San Diego Among Cities To Gain The Most From Closing Corporate Property Tax Loopholes

SAN DIEGO, CA — The University of Southern California (USC) released a report showing that every county in California stands to benefit from ensuring commercial and industrial properties are assessed at fair market value, with San Diego among cities to gain the most. 

The report also found that an estimated 78% of the revenue would come from only 6% of commercial and industrial properties, and estimates that California stands to reclaim $10.3 and $12.6 billion every year.

The details of the report validate the Schools & Communities First initiative, showing that Californians can bring back resources to their communities for schools and local services while protecting homeowners and small businesses by closing corporate property tax loopholes.

The Schools & Communities First initiative would reclaim $12 billion every year for schools and local communities by closing corporate property tax loopholes, while protecting all residential property and small business property worth $3 million or less.

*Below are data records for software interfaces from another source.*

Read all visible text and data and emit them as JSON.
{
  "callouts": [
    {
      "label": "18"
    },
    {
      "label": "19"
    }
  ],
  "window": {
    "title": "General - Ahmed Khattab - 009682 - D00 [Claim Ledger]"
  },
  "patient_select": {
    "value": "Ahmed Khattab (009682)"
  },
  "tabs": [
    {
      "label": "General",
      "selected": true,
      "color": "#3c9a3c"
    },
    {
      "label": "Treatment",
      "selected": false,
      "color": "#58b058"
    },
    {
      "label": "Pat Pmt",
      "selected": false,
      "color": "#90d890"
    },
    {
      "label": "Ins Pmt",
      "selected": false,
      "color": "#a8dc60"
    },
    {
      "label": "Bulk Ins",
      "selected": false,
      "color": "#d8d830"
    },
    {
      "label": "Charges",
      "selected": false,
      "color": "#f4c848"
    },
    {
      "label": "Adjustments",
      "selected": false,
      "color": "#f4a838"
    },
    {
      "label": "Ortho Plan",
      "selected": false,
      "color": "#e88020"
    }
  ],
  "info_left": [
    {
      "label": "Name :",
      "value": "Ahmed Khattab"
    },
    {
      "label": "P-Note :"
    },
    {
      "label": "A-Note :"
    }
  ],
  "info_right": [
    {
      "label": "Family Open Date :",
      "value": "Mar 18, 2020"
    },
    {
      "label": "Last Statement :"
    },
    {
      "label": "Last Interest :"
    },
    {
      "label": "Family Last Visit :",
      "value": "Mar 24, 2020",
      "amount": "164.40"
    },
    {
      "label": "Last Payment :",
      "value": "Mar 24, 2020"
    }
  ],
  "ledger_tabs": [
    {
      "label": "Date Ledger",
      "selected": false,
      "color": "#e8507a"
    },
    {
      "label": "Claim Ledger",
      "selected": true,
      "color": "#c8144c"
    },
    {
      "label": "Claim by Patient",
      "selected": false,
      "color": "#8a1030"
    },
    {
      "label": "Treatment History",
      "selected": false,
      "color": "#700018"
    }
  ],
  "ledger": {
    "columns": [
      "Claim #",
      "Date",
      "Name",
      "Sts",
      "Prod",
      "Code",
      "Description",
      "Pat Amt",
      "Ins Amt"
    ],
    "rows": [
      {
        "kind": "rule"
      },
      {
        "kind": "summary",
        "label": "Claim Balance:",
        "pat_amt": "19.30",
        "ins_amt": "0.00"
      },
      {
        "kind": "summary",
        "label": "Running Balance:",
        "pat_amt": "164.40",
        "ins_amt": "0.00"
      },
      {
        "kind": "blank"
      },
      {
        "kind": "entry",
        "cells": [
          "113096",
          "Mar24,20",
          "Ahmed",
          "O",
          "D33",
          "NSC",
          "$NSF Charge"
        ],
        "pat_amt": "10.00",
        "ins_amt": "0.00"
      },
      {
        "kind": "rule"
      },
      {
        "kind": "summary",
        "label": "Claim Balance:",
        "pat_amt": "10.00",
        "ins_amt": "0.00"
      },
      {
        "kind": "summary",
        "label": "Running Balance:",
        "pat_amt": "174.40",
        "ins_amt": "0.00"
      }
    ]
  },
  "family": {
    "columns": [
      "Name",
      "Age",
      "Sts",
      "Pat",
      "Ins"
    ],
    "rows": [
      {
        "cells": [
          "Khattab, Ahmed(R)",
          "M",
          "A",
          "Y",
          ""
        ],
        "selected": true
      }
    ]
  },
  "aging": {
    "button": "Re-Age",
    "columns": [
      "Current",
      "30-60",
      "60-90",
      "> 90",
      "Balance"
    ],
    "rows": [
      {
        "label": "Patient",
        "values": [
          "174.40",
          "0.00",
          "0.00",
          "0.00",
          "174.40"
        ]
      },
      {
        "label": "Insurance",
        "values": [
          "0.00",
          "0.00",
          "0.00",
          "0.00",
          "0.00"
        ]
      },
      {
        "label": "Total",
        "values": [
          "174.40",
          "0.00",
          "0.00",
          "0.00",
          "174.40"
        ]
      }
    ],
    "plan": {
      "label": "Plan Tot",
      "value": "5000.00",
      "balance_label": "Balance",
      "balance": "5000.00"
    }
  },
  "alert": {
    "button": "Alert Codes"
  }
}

The initiative would also maintain the 1% property tax cap across the board, ensuring businesses in California continue paying some of the lowest property tax rates in the entire country.

This report comes as recent polling has shown the Schools & Communities First initiative to be supported by 58% of likely California voters.

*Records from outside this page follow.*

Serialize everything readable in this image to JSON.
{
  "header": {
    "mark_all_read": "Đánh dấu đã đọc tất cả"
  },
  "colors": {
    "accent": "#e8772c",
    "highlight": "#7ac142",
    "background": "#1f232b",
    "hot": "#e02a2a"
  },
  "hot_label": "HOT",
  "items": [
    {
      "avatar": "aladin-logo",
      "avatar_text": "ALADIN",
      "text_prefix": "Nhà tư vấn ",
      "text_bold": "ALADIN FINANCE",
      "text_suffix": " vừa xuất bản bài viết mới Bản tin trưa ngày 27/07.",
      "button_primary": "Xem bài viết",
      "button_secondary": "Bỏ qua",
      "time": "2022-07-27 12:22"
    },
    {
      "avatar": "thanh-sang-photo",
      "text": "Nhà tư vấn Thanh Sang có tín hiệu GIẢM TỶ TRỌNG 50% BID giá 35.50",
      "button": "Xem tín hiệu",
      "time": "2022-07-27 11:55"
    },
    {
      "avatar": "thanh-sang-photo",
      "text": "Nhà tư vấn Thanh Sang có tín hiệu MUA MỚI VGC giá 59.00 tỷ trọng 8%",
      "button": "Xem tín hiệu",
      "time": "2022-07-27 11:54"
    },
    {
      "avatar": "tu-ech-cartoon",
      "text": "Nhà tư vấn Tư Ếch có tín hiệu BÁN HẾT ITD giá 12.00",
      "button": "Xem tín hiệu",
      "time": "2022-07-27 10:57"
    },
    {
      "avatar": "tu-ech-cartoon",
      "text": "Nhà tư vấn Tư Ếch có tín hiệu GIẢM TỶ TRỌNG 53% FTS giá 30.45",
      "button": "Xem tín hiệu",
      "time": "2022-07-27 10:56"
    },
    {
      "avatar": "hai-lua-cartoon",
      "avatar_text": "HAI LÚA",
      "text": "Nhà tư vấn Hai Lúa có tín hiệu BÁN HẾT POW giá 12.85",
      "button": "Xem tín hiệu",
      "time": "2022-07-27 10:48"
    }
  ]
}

Nathan Fletcher, San Diego County supervisor, issued the following statement:

“This measure will close an egregious loophole and begin to restore basic fairness in our tax system. Corporations in California have been using loopholes to avoid paying their fair share for far too long while our schools and communities have suffered as a result. This funding will go a long way in ensuring that our communities have what they need to thrive. This is money that can be invested into tackling issues of housing affordability and homelessness, mental health, parks, ensuring we have clean water, creating job training programs, and meet the needs of our most vulnerable community members. Reclaiming this funding will have a positive impact across San Diego—and California—into perpetuity without raising taxes while protecting homeowners.